Please report every line in the entries that contains the string "checked".

↓↓↓

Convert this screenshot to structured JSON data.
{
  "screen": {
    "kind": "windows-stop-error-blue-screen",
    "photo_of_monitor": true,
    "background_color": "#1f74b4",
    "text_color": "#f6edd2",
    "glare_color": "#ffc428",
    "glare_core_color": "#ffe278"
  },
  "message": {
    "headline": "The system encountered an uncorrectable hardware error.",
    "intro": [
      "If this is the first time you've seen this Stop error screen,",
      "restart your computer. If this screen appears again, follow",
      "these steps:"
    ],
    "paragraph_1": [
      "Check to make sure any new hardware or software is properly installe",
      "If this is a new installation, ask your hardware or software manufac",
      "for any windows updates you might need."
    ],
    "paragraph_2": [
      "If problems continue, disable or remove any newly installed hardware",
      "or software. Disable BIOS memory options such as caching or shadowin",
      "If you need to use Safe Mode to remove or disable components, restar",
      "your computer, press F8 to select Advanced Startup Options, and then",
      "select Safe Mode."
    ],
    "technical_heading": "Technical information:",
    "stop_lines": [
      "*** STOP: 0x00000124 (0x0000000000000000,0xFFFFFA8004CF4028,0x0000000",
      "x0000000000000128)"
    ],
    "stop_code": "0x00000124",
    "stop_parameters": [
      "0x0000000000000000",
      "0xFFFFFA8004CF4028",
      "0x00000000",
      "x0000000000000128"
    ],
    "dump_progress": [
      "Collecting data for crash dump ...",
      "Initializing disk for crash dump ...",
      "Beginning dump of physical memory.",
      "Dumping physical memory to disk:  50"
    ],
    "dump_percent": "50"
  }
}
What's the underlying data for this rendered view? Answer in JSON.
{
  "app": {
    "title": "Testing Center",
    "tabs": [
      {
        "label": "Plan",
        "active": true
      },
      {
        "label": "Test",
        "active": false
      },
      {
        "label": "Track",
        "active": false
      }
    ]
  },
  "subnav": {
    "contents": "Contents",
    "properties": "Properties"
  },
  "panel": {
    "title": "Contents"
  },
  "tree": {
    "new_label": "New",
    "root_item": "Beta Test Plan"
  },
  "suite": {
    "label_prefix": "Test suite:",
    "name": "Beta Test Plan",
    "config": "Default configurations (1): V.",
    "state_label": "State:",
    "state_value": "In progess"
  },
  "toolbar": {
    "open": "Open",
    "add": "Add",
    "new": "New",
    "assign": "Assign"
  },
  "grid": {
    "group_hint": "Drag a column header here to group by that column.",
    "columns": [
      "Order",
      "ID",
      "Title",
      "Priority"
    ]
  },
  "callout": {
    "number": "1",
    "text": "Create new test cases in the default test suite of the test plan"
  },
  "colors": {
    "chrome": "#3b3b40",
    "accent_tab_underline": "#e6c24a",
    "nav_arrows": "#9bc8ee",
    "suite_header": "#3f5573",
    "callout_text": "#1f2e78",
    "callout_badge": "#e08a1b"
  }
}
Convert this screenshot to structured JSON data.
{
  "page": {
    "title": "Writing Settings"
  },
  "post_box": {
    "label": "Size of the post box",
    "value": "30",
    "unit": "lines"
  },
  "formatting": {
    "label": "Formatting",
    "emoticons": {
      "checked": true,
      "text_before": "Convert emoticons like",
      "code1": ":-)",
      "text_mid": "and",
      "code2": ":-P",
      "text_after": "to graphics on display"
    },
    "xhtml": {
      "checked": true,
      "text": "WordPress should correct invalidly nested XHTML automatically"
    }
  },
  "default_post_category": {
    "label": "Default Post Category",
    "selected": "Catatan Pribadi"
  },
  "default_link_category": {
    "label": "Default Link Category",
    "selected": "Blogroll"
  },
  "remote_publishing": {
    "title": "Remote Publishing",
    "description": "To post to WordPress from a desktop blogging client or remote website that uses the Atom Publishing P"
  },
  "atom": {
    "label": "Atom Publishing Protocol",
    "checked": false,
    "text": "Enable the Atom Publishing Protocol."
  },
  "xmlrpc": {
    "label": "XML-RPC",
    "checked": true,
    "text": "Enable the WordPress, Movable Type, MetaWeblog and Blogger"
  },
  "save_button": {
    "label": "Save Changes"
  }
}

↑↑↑

■ **Your response**:
      "checked": true,
      "checked": true,
    "checked": false,
    "checked": true,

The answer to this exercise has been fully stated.